Brooke J, Ojo O. Enteral nutrition in dementia: A systematic review. Nutrients 2015;7:2456-68.
Hasan M, Mohieldein AH, Almutairi FR. Comparative study of serum 8-hydroxydeoxy-guanosine levels among healthy offspring of diabetic and non-diabetic parents. Int J Health Sci (Qassim) 2017;11:33-7.
United Arab Emirates Population Growth Rate – Demographics. Available from: http://www.indexmundi.com
. [Last retrieved on 2017 Apr 05].
Alshaikh MK, Filippidis FT, Al-Omar HA, Rawaf S, Majeed A, Salmasi AM, et al.
The ticking time bomb in lifestyle-related diseases among women in the gulf cooperation council countries; review of systematic reviews. BMC Public Health 2017;17:536.
Cronbach LJ. Coefficient alpha and the internal structure of tests. Psychometrika 1951;16:297-34.
Nunnally JC. Psychometric Theory. 3rd
ed. New York: McGraw-Hill; 1994.

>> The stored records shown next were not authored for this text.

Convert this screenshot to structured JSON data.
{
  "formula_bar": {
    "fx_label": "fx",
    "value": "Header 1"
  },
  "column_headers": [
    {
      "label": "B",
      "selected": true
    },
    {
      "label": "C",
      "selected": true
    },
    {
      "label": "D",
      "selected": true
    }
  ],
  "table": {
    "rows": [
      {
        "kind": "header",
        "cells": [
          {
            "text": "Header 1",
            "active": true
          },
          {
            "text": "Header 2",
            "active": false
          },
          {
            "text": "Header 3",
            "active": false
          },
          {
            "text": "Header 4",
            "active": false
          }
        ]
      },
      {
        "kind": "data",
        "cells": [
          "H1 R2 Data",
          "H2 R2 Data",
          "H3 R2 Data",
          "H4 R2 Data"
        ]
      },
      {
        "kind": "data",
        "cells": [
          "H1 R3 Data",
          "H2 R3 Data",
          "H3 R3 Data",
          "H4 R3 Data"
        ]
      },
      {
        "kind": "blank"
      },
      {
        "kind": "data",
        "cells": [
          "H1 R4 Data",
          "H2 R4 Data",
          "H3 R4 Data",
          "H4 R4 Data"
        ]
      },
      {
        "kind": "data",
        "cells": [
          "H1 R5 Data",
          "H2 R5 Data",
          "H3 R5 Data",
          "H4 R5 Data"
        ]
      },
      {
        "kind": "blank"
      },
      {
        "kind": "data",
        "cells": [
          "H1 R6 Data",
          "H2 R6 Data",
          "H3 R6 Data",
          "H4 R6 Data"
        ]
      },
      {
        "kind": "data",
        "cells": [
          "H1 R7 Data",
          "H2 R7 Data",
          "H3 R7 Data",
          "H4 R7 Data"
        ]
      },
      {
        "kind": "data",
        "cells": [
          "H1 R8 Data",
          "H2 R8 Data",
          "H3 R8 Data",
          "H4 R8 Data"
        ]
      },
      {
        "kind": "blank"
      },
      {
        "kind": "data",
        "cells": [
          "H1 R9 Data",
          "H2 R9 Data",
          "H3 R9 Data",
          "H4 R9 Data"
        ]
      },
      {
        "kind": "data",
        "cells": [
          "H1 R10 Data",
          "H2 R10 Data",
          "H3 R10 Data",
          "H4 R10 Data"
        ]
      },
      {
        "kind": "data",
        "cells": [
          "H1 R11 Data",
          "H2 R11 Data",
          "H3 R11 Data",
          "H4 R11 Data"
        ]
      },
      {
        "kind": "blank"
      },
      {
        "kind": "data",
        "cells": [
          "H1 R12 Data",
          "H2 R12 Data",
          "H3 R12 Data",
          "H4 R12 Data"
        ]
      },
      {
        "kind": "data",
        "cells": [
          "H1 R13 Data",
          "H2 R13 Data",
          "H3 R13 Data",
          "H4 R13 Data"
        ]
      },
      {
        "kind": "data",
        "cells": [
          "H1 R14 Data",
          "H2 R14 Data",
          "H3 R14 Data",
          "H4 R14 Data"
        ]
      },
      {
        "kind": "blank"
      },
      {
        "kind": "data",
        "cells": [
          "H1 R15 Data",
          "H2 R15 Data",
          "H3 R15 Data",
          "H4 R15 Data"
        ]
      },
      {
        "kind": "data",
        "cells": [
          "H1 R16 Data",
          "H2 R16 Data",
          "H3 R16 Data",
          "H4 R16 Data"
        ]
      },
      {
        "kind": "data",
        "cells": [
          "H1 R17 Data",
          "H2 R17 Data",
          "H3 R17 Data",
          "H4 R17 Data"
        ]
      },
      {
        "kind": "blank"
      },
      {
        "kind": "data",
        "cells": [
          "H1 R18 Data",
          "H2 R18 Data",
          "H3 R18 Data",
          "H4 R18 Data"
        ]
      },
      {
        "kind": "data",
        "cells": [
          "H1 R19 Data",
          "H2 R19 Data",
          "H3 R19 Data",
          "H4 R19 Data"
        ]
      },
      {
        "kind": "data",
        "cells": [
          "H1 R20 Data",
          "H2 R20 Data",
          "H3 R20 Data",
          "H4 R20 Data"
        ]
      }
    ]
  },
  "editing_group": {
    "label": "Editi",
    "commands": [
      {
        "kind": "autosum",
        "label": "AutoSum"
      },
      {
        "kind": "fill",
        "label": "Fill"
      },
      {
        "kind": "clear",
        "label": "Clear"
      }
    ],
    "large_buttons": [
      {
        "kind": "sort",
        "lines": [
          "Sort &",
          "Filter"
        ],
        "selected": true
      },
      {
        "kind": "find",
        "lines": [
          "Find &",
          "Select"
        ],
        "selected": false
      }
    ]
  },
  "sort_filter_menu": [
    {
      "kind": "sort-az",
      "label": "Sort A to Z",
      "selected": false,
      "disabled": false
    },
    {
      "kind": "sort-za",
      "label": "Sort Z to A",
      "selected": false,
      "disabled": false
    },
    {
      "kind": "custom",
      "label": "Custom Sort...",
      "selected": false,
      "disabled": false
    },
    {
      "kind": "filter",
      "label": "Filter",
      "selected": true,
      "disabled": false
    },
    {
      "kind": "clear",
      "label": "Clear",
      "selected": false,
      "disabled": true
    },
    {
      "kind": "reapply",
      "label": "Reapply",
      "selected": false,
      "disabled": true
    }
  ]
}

Mosadeghrad AM. Factors influencing healthcare service quality. Int J Health Policy Manage 2014;3:77-89.
Al-Rubaish AM, Abdel Rahim SI, Hassan A, Ali AA, Mokabel F, Hegazy M, et al.
Developing questionnaires for students' evaluation of individual faculty's teaching skills: A Saudi Arabian pilot study. J Family Community Med 2010;17:91-5.
Chariyalertsak S, Wansom T, Kawichai S, Ruangyuttikarna C, Kemerer VF, Wu AW, et al.
Reliability and validity of Thai versions of the MOS-HIV and SF-12 quality of life questionnaires in people living with HIV/AIDS. Health Qual Life Outcomes 2011;9:15.
Reeder AI, Hammond VA, Gray AR. Questionnaire items to assess skin color and erythemal sensitivity: Reliability, validity, and “the dark shift”. Cancer Epidemiol Biomarkers Prev 2010;19:1167-73.
Pintrich PR, Smith DA, Garcia T, Mckeach WJ. Reliability and predictive validity of the motivated strategies for learning questionnaire (Mslq). Educ Psychol Measurement 1993;53;801-13.
[Table 1], [Table 2], [Table 3]